• [Your assignment] Here is a listing. Repeat it exactly and in its entirety.

• [Records supplied]

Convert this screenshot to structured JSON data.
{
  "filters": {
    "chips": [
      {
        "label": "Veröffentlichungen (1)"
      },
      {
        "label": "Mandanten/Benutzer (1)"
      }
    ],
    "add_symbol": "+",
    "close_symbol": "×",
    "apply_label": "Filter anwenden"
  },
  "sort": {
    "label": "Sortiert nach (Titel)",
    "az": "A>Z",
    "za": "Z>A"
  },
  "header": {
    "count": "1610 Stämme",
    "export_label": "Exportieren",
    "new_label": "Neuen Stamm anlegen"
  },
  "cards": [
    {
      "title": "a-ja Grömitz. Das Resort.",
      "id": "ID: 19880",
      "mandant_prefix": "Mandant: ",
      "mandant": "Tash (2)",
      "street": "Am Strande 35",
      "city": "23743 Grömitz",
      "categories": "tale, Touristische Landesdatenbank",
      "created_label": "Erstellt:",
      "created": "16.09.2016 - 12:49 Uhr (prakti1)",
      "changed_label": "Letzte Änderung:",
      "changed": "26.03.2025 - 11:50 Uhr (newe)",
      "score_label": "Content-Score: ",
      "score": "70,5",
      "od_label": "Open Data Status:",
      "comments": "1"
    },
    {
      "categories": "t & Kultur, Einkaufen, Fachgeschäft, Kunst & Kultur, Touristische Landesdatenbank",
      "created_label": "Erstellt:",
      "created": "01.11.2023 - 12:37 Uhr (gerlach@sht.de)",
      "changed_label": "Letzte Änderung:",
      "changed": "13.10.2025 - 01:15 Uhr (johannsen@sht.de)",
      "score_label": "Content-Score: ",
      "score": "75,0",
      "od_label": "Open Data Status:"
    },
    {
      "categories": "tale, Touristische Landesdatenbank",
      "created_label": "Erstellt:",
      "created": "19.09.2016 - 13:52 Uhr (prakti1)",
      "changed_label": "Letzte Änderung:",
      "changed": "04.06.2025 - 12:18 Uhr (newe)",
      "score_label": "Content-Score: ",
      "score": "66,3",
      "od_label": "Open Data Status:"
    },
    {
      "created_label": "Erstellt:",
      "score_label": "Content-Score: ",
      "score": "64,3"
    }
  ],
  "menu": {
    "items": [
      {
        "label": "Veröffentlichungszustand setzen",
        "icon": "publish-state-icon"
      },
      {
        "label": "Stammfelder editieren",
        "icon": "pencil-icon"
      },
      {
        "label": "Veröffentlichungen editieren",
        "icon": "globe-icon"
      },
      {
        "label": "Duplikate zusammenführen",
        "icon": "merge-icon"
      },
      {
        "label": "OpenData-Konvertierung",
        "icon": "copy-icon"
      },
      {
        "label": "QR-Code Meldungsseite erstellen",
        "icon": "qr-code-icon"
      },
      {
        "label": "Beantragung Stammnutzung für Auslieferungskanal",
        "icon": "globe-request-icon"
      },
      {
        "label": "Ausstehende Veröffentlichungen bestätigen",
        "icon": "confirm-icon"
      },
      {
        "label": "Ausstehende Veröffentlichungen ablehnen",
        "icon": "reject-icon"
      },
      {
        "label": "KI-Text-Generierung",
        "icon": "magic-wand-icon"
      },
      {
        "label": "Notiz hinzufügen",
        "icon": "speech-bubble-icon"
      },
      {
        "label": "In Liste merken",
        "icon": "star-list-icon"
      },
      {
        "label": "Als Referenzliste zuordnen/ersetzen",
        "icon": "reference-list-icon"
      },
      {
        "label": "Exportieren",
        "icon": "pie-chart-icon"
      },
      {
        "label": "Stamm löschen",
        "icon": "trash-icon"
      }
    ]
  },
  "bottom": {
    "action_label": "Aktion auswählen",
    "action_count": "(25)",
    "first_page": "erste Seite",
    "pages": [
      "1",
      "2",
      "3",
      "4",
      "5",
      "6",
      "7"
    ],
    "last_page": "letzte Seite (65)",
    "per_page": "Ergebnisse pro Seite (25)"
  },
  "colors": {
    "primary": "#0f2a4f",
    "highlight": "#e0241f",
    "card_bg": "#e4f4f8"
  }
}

• [Answer for the task]
Convert this screenshot to structured JSON data.
{
  "filters": {
    "chips": [
      {
        "label": "Veröffentlichungen (1)"
      },
      {
        "label": "Mandanten/Benutzer (1)"
      }
    ],
    "add_symbol": "+",
    "close_symbol": "×",
    "apply_label": "Filter anwenden"
  },
  "sort": {
    "label": "Sortiert nach (Titel)",
    "az": "A>Z",
    "za": "Z>A"
  },
  "header": {
    "count": "1610 Stämme",
    "export_label": "Exportieren",
    "new_label": "Neuen Stamm anlegen"
  },
  "cards": [
    {
      "title": "a-ja Grömitz. Das Resort.",
      "id": "ID: 19880",
      "mandant_prefix": "Mandant: ",
      "mandant": "Tash (2)",
      "street": "Am Strande 35",
      "city": "23743 Grömitz",
      "categories": "tale, Touristische Landesdatenbank",
      "created_label": "Erstellt:",
      "created": "16.09.2016 - 12:49 Uhr (prakti1)",
      "changed_label": "Letzte Änderung:",
      "changed": "26.03.2025 - 11:50 Uhr (newe)",
      "score_label": "Content-Score: ",
      "score": "70,5",
      "od_label": "Open Data Status:",
      "comments": "1"
    },
    {
      "categories": "t & Kultur, Einkaufen, Fachgeschäft, Kunst & Kultur, Touristische Landesdatenbank",
      "created_label": "Erstellt:",
      "created": "01.11.2023 - 12:37 Uhr (gerlach@sht.de)",
      "changed_label": "Letzte Änderung:",
      "changed": "13.10.2025 - 01:15 Uhr (johannsen@sht.de)",
      "score_label": "Content-Score: ",
      "score": "75,0",
      "od_label": "Open Data Status:"
    },
    {
      "categories": "tale, Touristische Landesdatenbank",
      "created_label": "Erstellt:",
      "created": "19.09.2016 - 13:52 Uhr (prakti1)",
      "changed_label": "Letzte Änderung:",
      "changed": "04.06.2025 - 12:18 Uhr (newe)",
      "score_label": "Content-Score: ",
      "score": "66,3",
      "od_label": "Open Data Status:"
    },
    {
      "created_label": "Erstellt:",
      "score_label": "Content-Score: ",
      "score": "64,3"
    }
  ],
  "menu": {
    "items": [
      {
        "label": "Veröffentlichungszustand setzen",
        "icon": "publish-state-icon"
      },
      {
        "label": "Stammfelder editieren",
        "icon": "pencil-icon"
      },
      {
        "label": "Veröffentlichungen editieren",
        "icon": "globe-icon"
      },
      {
        "label": "Duplikate zusammenführen",
        "icon": "merge-icon"
      },
      {
        "label": "OpenData-Konvertierung",
        "icon": "copy-icon"
      },
      {
        "label": "QR-Code Meldungsseite erstellen",
        "icon": "qr-code-icon"
      },
      {
        "label": "Beantragung Stammnutzung für Auslieferungskanal",
        "icon": "globe-request-icon"
      },
      {
        "label": "Ausstehende Veröffentlichungen bestätigen",
        "icon": "confirm-icon"
      },
      {
        "label": "Ausstehende Veröffentlichungen ablehnen",
        "icon": "reject-icon"
      },
      {
        "label": "KI-Text-Generierung",
        "icon": "magic-wand-icon"
      },
      {
        "label": "Notiz hinzufügen",
        "icon": "speech-bubble-icon"
      },
      {
        "label": "In Liste merken",
        "icon": "star-list-icon"
      },
      {
        "label": "Als Referenzliste zuordnen/ersetzen",
        "icon": "reference-list-icon"
      },
      {
        "label": "Exportieren",
        "icon": "pie-chart-icon"
      },
      {
        "label": "Stamm löschen",
        "icon": "trash-icon"
      }
    ]
  },
  "bottom": {
    "action_label": "Aktion auswählen",
    "action_count": "(25)",
    "first_page": "erste Seite",
    "pages": [
      "1",
      "2",
      "3",
      "4",
      "5",
      "6",
      "7"
    ],
    "last_page": "letzte Seite (65)",
    "per_page": "Ergebnisse pro Seite (25)"
  },
  "colors": {
    "primary": "#0f2a4f",
    "highlight": "#e0241f",
    "card_bg": "#e4f4f8"
  }
}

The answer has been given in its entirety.